If you have a problem with your car’s TPMS sensor, it may be best to replace it. Trying to replace the battery is not impossible, but it is tedious and may take longer than simply installing a new sensor. Let an auto technician check and replace the sensor when necessary to save you time.
However, if you have the time and skills to replace the battery, and you can find a replacement battery, you can try changing it. Take the following steps to replace the sensor’s battery.
- TPMS sensor battery
- Torx driver or socket set
- Tire pressure gauge
- New valve stem (where necessary)
Step 1: Locate the TPMS Sensor
The location of the TPMS sensor will vary depending on the make and model of the vehicle. Refer to the vehicle owner’s manual or a repair guide for specific instructions on how to locate the sensor. In general, you will find the sensor in the wheel rims, in a plastic housing, or inside the tire assembly.
Step 2: Remove the Tire
Use a jack and lug wrench to lift the vehicle and remove the wheel that contains the sensor that needs to be replaced.
Step 3: Detach the TPMS Sensor from the Tire
Once you remove the wheel, use a Torx driver or socket set to detach the sensor from the valve stem. Pay close attention to the sensor’s position and orientation before removing it to make reinstallation easy.
Note that some sensors are more difficult to remove than others. Some are welded shut with a laser to protect the battery from chemicals and water. A few snap open and close, while others have screws holding the sensor housing together.
Step 4: Replace the Battery
Open the sensor and replace the battery with a new one. This step may be difficult, so locate the sensor’s manual for instructions. Ensure you carefully follow them to remove and replace the battery.
Step 5: Reinstall the Sensor
After putting the new battery into the sensor, close it like before. Next, put the sensor back onto the valve stem and secure it with the Torx driver or socket set. Ensure you properly orient and seat the sensor in its location.
Step 6: Put the Tire in Place
Place the tire back onto the vehicle and secure it with the lug nuts. Finally, lower the vehicle and use a tire pressure gauge to check the pressure.
TPMS sensors are crucial to how well a car works, especially when you are driving it. Any odd dashboard light indicates an internal problem, and troubleshooting is always the best step. If you have never had to check the sensor battery, let an auto technician show you what to look out for on the dashboard.
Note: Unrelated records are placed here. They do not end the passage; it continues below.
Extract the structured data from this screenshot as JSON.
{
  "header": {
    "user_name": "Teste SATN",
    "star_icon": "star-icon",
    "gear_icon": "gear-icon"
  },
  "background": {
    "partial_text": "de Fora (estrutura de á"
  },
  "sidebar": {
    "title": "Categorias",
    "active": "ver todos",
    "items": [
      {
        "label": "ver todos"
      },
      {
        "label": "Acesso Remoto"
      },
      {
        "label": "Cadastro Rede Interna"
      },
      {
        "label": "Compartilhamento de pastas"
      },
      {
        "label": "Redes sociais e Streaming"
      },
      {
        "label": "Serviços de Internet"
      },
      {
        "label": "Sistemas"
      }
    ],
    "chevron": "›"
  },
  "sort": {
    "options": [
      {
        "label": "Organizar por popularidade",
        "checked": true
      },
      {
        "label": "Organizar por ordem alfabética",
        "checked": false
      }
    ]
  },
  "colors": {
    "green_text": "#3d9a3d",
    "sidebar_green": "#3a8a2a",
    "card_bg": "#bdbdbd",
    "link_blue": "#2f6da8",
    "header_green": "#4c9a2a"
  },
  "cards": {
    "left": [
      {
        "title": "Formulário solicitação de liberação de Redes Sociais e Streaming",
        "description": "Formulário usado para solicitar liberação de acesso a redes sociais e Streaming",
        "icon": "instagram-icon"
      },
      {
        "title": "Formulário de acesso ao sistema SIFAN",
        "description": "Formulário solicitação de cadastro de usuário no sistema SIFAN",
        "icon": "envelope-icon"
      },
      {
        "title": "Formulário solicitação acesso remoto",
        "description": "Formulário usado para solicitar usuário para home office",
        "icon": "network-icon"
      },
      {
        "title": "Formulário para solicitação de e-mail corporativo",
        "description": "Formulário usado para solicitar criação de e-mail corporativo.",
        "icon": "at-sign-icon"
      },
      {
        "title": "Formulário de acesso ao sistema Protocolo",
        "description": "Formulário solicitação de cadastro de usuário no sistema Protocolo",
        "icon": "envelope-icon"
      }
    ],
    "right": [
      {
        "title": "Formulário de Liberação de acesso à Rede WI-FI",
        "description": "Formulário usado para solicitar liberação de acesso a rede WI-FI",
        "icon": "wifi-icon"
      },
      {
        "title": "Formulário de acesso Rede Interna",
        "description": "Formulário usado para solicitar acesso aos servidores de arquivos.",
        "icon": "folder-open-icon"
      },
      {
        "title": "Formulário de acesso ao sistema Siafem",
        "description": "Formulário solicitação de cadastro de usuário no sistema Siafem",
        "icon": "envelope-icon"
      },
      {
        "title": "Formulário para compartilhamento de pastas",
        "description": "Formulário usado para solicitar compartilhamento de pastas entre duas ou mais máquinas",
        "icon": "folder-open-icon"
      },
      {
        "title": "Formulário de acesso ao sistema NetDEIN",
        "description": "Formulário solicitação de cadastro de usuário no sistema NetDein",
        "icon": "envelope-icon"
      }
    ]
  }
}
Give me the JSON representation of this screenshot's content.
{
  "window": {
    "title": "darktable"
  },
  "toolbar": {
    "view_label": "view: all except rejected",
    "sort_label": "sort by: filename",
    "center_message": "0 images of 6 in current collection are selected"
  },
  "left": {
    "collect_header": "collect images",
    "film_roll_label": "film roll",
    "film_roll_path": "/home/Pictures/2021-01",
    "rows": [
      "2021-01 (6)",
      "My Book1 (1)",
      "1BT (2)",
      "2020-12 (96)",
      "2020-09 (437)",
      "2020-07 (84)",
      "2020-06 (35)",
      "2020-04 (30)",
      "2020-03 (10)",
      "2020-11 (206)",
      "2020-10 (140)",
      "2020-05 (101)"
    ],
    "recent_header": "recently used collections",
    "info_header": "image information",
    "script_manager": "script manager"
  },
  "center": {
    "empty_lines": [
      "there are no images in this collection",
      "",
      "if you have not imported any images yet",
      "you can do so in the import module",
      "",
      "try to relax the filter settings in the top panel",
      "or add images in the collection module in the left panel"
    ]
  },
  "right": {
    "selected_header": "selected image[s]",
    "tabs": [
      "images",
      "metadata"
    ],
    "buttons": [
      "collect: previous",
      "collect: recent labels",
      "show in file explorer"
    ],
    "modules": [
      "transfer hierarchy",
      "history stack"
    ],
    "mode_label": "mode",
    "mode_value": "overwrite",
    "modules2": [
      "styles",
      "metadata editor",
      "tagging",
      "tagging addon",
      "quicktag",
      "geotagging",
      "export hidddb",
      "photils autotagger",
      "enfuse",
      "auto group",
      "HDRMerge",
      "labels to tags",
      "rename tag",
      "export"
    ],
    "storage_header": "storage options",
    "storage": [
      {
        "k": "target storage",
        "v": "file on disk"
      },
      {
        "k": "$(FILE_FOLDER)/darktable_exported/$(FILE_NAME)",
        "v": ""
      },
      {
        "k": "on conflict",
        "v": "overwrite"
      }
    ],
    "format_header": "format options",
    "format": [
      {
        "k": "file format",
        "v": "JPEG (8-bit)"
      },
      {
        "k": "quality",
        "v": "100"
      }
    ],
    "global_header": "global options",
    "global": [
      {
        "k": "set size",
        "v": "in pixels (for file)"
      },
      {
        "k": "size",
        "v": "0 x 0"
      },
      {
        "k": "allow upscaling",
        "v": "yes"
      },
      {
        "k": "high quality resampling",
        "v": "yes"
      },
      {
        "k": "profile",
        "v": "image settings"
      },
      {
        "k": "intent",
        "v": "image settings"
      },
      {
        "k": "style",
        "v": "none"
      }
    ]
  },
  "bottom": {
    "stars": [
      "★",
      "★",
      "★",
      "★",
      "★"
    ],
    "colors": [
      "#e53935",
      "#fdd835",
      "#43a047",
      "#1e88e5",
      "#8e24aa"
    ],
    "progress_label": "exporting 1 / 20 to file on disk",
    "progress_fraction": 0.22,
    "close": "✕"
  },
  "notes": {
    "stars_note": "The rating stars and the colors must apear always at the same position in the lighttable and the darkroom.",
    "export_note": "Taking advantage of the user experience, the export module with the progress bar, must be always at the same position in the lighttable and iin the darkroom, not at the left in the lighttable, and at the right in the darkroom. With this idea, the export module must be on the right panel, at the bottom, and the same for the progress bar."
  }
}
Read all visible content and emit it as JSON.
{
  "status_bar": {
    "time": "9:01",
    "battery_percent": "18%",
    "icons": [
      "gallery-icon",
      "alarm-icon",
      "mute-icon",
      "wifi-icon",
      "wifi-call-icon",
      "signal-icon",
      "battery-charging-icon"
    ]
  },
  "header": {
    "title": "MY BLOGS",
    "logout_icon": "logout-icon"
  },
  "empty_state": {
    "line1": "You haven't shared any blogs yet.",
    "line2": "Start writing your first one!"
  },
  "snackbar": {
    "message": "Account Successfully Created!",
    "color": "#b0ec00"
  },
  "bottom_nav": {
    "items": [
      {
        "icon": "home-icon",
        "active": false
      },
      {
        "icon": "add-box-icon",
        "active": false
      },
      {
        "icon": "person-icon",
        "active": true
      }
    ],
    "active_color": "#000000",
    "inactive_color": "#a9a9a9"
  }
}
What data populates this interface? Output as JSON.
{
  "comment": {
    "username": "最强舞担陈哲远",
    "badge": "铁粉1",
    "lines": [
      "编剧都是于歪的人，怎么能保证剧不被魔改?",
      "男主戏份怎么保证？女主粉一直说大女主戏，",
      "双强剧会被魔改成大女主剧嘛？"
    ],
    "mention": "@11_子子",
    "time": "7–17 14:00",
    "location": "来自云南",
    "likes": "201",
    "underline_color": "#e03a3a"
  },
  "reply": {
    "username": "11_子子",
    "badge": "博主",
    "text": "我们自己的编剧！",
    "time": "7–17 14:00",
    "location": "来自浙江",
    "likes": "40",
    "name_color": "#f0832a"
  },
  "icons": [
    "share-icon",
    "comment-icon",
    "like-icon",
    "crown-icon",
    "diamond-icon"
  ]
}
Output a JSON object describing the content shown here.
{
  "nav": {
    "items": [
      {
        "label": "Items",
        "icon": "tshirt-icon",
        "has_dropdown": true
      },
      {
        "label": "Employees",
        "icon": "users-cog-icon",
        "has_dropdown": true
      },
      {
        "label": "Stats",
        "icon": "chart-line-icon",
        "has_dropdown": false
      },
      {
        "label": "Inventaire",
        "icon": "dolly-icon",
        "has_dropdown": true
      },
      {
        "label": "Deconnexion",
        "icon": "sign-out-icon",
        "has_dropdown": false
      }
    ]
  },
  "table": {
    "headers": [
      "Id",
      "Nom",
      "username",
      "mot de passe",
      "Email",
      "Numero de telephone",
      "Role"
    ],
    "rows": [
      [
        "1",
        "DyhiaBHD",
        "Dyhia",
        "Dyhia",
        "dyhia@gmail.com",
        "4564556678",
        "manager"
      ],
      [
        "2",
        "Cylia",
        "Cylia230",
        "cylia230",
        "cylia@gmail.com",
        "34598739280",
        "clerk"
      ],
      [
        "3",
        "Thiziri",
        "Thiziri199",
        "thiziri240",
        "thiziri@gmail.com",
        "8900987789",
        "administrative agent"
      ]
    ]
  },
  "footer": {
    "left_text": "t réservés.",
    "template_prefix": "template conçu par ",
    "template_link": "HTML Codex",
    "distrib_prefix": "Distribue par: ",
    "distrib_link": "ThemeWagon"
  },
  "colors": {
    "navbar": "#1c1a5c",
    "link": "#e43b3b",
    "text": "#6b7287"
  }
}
That way, you know when the sensor is defective or the battery depletes and needs a replacement. While you cannot typically replace the battery because of the design, there is a way around it. Follow the steps in this article to replace the battery if the sensor works well.